CSIRO, Australia’s national science agency, will join forces with five universities to keep people safe at hazardous workplaces using the latest digital technologies.
The $18-million Tech4HSE program unites leading researchers in emerging technologies such as generative and immersive artificial intelligence (AI), augmented reality and cybersecurity to develop tech to aid those working in dangerous environments.
The program is led by CSIRO’s data and digital arm, Data61, and the University of Queensland (UQ). Swinburne, UNSW, Curtin and ANU have also signed up as partners.
Technology for HSE
Science director of Data61, Professor Aaron Quigley, says the technologies developed will support health, safety and environmental (HSE) objectives across a wide range of industries.
“Whether they’re working with electrical equipment, heavy machinery or on our roads, millions of Australians put themselves in harm’s way every day to help and serve others,” Prof. Quigley says.
“We’re bringing the best researchers in the nation together to help get everyone home safely, by creating advanced digital tools for training, identifying and monitoring hazards and planning responses and actions.”
Energy workers the focus of project number one

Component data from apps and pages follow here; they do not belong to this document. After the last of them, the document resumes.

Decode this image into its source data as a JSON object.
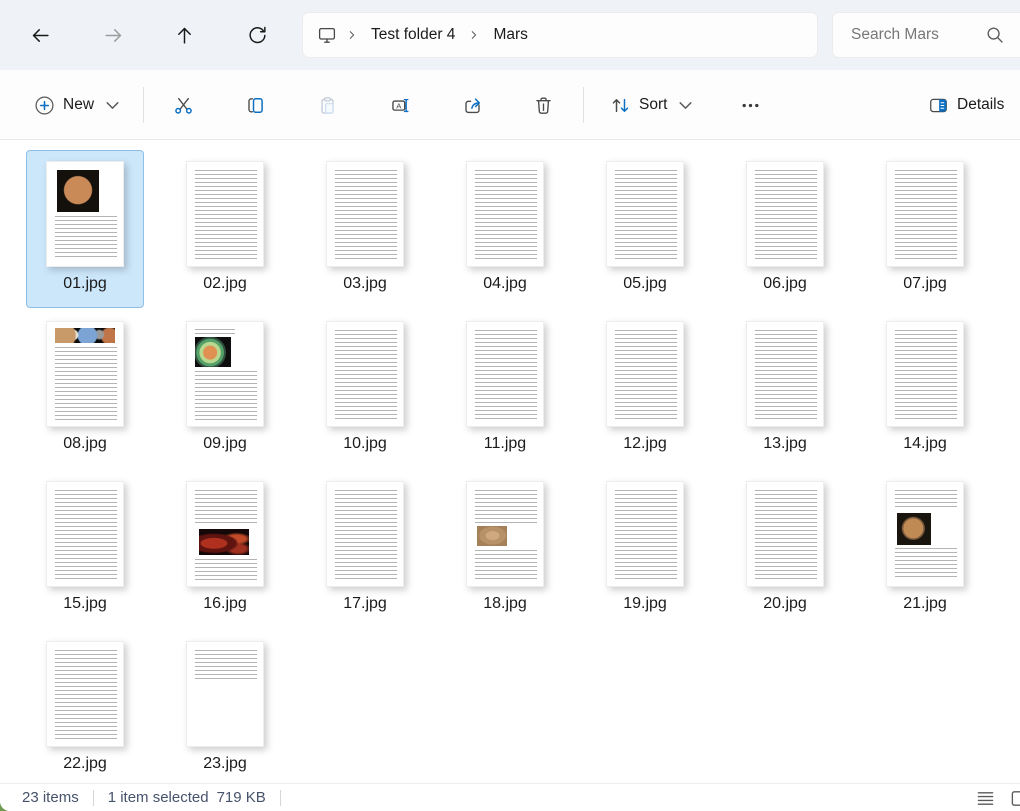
{
  "navbar": {
    "breadcrumb": [
      "Test folder 4",
      "Mars"
    ],
    "search_placeholder": "Search Mars"
  },
  "toolbar": {
    "new_label": "New",
    "sort_label": "Sort",
    "details_label": "Details"
  },
  "files": [
    {
      "name": "01.jpg",
      "selected": true,
      "thumb": "mars-photo-top"
    },
    {
      "name": "02.jpg",
      "selected": false,
      "thumb": "text"
    },
    {
      "name": "03.jpg",
      "selected": false,
      "thumb": "text"
    },
    {
      "name": "04.jpg",
      "selected": false,
      "thumb": "text"
    },
    {
      "name": "05.jpg",
      "selected": false,
      "thumb": "text"
    },
    {
      "name": "06.jpg",
      "selected": false,
      "thumb": "text"
    },
    {
      "name": "07.jpg",
      "selected": false,
      "thumb": "text"
    },
    {
      "name": "08.jpg",
      "selected": false,
      "thumb": "planets-banner"
    },
    {
      "name": "09.jpg",
      "selected": false,
      "thumb": "interior-diagram"
    },
    {
      "name": "10.jpg",
      "selected": false,
      "thumb": "text"
    },
    {
      "name": "11.jpg",
      "selected": false,
      "thumb": "text"
    },
    {
      "name": "12.jpg",
      "selected": false,
      "thumb": "text"
    },
    {
      "name": "13.jpg",
      "selected": false,
      "thumb": "text"
    },
    {
      "name": "14.jpg",
      "selected": false,
      "thumb": "text"
    },
    {
      "name": "15.jpg",
      "selected": false,
      "thumb": "text"
    },
    {
      "name": "16.jpg",
      "selected": false,
      "thumb": "red-map"
    },
    {
      "name": "17.jpg",
      "selected": false,
      "thumb": "text"
    },
    {
      "name": "18.jpg",
      "selected": false,
      "thumb": "tan-photo"
    },
    {
      "name": "19.jpg",
      "selected": false,
      "thumb": "text"
    },
    {
      "name": "20.jpg",
      "selected": false,
      "thumb": "text"
    },
    {
      "name": "21.jpg",
      "selected": false,
      "thumb": "tan-globe"
    },
    {
      "name": "22.jpg",
      "selected": false,
      "thumb": "text"
    },
    {
      "name": "23.jpg",
      "selected": false,
      "thumb": "text-short"
    }
  ],
  "statusbar": {
    "total": "23 items",
    "selection": "1 item selected",
    "size": "719 KB"
  },
  "colors": {
    "accent": "#0b6fc2",
    "selection_bg": "#cce6fa",
    "selection_border": "#8ebfe8",
    "navbar_bg": "#eff2f6"
  }
}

The initial project involves researchers from Data61 and UQ developing technologies to enhance crisis preparedness and response for workers in the energy industry.
Data61 Tech4HSE science lead Dr Matt Adcock says one example of the technology being developed will combine state-of-the-art computer vision models and 3D generative AI.
“Our aim is to take smart glasses to a new level by enabling the placement of helpful digital holograms within the physical work environment to support emergency response safety training and assisted decision-making under heightened stress levels,” Dr Adcock says.
Researchers are initially working with stakeholders in the power industry to ensure prototypes are sensitive to industry needs.
Tackling injury in hazardous workplaces
According to the Australian Bureau of Statistics, 497,300 Australians suffered from a work-related injury or illness in 2021-22. UQ Tech4HSE science lead Dr Mashhuda Glencross says these projects present an opportunity to make an impactful difference.
“The innovative technologies we are researching and developing in this initiative are aimed at supporting the safety of Australians during disasters and when working in potentially hazardous environments,” Dr Glencross says.
Prototypes will be built over five years and trialled in real-world job scenarios, with a focus on developing commercially viable products that are responsible by design.